PrimeLocation was launched in 2001 after nearly 200 agents, including Savills and Knight Frank, raised £11m to fund one of those new-fangled websites.
The site was sold for £48m to the Daily Mail group in 2005. In 2011, the Mail sold PrimeLocation to Zoopla but kept a stake. Zoopla then collected a fruit bowl of start-ups.
In 2014, Zoopla floated 38% of its stock, valuing the whole at £1bn. In 2018, US private equity house Silver Lake bought the whole bowl for £2.2bn. Zoopla founder Alex Chesterman is a very rich man.
Why mention this at the top of an article discussing the future of the International Property Securities Exchange (IPSX) with chief executive David Delaney?
There is a big difference between a residential website and what Delaney says is a “fully tested and ready to go stock exchange along with vital financial plumbing”, a slipway ready to launch £100m to £300m initial public offerings of single asset-backed shares to the public and institutions. But there is one similarity – hesitancy costs residential agents dear.
IPSX has to put compelling arguments to users standing on the verge
The blue-chip founders of IPSX came together in 2016.
An impressive team of City experts was hired. About £10m has been spent setting up the exchange – but there is still no stock to sell or buy.
Last October, Richard Croft of M7 promised to plunge in first and sell shares in the £179m Mailbox in Birmingham. Last month, M7 merged into Oxford Properties. What do they think? British Land’s Chris Grigg had promised to go first. What does new boss Simon Carter think?

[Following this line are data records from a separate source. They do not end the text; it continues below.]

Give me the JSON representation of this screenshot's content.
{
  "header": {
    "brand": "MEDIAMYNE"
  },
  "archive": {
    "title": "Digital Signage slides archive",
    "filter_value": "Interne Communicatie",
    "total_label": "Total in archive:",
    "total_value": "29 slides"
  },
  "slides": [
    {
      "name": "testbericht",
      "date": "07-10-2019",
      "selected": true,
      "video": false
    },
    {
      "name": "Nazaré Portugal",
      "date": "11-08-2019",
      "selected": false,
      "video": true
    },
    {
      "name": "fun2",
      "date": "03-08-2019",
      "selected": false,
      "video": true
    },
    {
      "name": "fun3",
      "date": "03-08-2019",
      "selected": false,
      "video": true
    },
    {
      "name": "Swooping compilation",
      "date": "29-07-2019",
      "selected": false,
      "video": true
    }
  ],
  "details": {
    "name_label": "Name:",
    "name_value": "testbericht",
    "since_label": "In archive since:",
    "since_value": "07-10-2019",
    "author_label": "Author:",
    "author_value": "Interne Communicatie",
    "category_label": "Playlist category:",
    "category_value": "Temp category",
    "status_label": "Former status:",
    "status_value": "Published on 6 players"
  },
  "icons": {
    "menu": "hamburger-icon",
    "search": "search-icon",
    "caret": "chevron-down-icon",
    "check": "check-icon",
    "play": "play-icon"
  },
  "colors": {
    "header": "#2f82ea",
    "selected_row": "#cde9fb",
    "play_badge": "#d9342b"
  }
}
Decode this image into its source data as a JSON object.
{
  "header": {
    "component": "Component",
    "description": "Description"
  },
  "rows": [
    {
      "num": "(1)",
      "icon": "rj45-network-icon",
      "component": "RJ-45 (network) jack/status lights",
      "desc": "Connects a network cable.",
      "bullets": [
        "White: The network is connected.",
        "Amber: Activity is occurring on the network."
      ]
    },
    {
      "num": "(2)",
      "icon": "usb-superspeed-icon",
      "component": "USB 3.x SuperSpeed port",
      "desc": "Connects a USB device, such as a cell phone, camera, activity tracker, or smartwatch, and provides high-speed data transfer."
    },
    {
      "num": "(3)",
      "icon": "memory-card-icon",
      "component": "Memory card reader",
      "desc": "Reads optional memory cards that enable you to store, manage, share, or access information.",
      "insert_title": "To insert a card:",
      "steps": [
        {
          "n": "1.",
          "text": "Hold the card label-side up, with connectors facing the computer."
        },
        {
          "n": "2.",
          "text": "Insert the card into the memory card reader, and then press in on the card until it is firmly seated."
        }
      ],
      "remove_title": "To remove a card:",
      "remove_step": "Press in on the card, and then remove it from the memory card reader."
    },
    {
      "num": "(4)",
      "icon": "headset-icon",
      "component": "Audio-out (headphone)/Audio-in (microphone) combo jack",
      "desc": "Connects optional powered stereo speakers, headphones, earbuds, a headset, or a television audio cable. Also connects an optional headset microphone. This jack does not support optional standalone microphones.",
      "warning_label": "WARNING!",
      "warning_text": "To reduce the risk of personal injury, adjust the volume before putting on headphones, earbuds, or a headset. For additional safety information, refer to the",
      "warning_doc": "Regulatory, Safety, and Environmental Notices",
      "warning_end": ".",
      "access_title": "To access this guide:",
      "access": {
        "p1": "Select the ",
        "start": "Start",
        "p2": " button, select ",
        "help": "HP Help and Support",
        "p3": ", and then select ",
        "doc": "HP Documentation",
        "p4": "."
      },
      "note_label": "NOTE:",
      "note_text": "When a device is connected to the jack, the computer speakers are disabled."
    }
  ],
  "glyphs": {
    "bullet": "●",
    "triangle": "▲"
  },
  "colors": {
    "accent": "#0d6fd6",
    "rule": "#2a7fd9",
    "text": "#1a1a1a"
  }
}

Carter did not put his name to an open letter published by the BPF last week, which was signed by 30 industry figures including David Sleath of SEGRO and Croft.
BPF boss Melanie Leech said: “We believe that IPSX is a significant development in the modernisation of the real estate capital markets. We support its ambition to create a liquid market for single properties, with dividend and cost transparency, either as a direct or SIPP investment, and available to all market participants.”
Delaney discloses that 38 deals embracing property worth £12bn are in the pipeline – including the Mailbox float. “We believe M7 will go ahead in the first half of this year,” says Delaney.
Disclosures by Delaney
Delaney also discloses something else as well: IPSX is looking for an investor from outside the UK property sector.
“We are looking to bring in strategic investors, perhaps from outside the UK, firms with global data experience that can help support our expansion plans,” he says, adding that those in the pipeline are “doing more than kicking the tyres”.
He reveals that an industrial owner-occupier may float part of its estate rather than doing a sale-and-leaseback and that an owner of government-leased offices is looking to float a minority stake rather than taking on debt.
But Delaney knows IPSX has to put compelling arguments to users standing on the verge, going: ‘No, after you… No, no…. after you.’
Most readers will be well-versed in the arguments for and against: transparency and a fresh pool of capital against edge-giving opacity and the comfort of the status quo.
But Delaney did come up with one point I had not appreciated. “Mixed-asset property company shares tend to trade at a discount to their net asset value, mono-asset business at a premium.”
Meaning single plums are worth more than mixed-fruit assets. British Land is trading at a 32% discount and SEGRO a 23% premium.
No point in SEGRO floating assets. But shareholders in mixed fruit propcos could maybe do better if a few plum assets were floated on IPSX.
Peter Bill is a journalist and the author of Planet Property and Broken Homes